PROMPT
Count the lines below that hold "انگلیسی". Give the number without comment.

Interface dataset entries
+ + + +

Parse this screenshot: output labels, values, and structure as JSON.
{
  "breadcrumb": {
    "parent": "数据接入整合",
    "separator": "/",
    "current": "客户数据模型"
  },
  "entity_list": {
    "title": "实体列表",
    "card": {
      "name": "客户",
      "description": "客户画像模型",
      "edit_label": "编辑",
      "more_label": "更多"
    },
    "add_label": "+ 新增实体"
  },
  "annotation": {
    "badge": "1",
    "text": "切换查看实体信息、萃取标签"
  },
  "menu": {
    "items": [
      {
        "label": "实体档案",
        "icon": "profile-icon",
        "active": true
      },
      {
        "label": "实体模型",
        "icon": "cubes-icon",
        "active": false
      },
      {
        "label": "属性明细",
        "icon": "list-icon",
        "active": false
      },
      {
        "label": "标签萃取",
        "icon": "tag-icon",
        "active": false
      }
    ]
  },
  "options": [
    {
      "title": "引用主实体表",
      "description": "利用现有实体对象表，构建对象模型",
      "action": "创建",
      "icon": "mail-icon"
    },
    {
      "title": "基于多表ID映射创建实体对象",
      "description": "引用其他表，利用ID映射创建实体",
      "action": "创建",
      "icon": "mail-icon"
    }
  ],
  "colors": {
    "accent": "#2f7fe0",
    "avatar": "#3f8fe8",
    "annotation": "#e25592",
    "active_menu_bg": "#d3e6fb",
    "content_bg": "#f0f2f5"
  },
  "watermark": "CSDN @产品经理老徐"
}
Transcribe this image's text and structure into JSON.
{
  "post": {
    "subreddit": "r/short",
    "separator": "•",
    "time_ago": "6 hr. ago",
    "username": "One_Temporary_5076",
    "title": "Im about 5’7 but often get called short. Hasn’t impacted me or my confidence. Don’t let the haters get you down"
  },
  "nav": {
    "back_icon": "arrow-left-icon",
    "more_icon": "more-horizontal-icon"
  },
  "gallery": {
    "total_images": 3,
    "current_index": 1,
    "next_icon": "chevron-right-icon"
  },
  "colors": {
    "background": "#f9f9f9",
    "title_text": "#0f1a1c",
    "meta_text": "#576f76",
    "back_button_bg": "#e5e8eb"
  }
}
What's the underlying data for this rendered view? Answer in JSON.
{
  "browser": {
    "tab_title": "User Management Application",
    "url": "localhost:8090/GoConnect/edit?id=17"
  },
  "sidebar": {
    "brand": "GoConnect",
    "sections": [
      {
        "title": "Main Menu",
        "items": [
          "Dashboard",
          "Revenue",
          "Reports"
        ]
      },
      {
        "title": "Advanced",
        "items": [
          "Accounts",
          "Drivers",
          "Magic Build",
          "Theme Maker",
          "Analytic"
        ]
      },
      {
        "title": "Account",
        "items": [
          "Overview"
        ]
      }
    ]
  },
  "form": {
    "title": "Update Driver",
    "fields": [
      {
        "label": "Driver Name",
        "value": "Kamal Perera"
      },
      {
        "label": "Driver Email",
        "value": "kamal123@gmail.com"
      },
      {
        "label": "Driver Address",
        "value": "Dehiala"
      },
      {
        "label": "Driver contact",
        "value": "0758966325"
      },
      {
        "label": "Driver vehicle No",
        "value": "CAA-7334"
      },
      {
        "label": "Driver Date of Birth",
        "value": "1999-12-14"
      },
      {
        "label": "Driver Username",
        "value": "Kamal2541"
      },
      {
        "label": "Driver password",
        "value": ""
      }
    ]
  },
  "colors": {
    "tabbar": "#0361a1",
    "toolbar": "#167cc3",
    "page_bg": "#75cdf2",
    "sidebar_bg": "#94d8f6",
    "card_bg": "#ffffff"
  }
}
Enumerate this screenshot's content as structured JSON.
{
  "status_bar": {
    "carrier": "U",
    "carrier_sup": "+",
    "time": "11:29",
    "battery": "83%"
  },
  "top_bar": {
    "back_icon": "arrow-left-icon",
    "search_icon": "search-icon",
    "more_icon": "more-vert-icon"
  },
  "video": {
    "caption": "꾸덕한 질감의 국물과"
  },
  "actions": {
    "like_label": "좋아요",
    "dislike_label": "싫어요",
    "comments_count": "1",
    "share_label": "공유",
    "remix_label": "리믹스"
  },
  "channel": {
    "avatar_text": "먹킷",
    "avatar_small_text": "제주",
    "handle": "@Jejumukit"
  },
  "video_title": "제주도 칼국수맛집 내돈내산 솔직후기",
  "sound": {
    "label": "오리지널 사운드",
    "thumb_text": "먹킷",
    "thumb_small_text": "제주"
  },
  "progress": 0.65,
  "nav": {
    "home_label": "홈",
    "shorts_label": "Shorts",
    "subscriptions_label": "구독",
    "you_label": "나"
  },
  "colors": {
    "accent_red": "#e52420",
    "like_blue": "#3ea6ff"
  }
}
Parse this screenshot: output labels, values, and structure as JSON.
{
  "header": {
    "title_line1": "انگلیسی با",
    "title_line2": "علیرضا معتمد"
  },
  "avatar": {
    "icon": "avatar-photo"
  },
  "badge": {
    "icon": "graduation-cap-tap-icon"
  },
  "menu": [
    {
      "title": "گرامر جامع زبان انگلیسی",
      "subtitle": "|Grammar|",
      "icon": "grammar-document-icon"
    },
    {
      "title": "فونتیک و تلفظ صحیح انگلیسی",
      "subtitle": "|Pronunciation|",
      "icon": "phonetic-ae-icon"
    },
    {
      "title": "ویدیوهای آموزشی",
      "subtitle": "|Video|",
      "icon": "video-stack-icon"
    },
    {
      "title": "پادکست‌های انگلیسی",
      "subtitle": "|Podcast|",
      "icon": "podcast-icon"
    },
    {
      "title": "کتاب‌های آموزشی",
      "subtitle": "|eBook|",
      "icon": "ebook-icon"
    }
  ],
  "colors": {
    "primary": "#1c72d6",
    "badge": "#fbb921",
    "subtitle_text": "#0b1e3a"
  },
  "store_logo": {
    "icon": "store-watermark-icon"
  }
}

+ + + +

ANSWER BELOW
4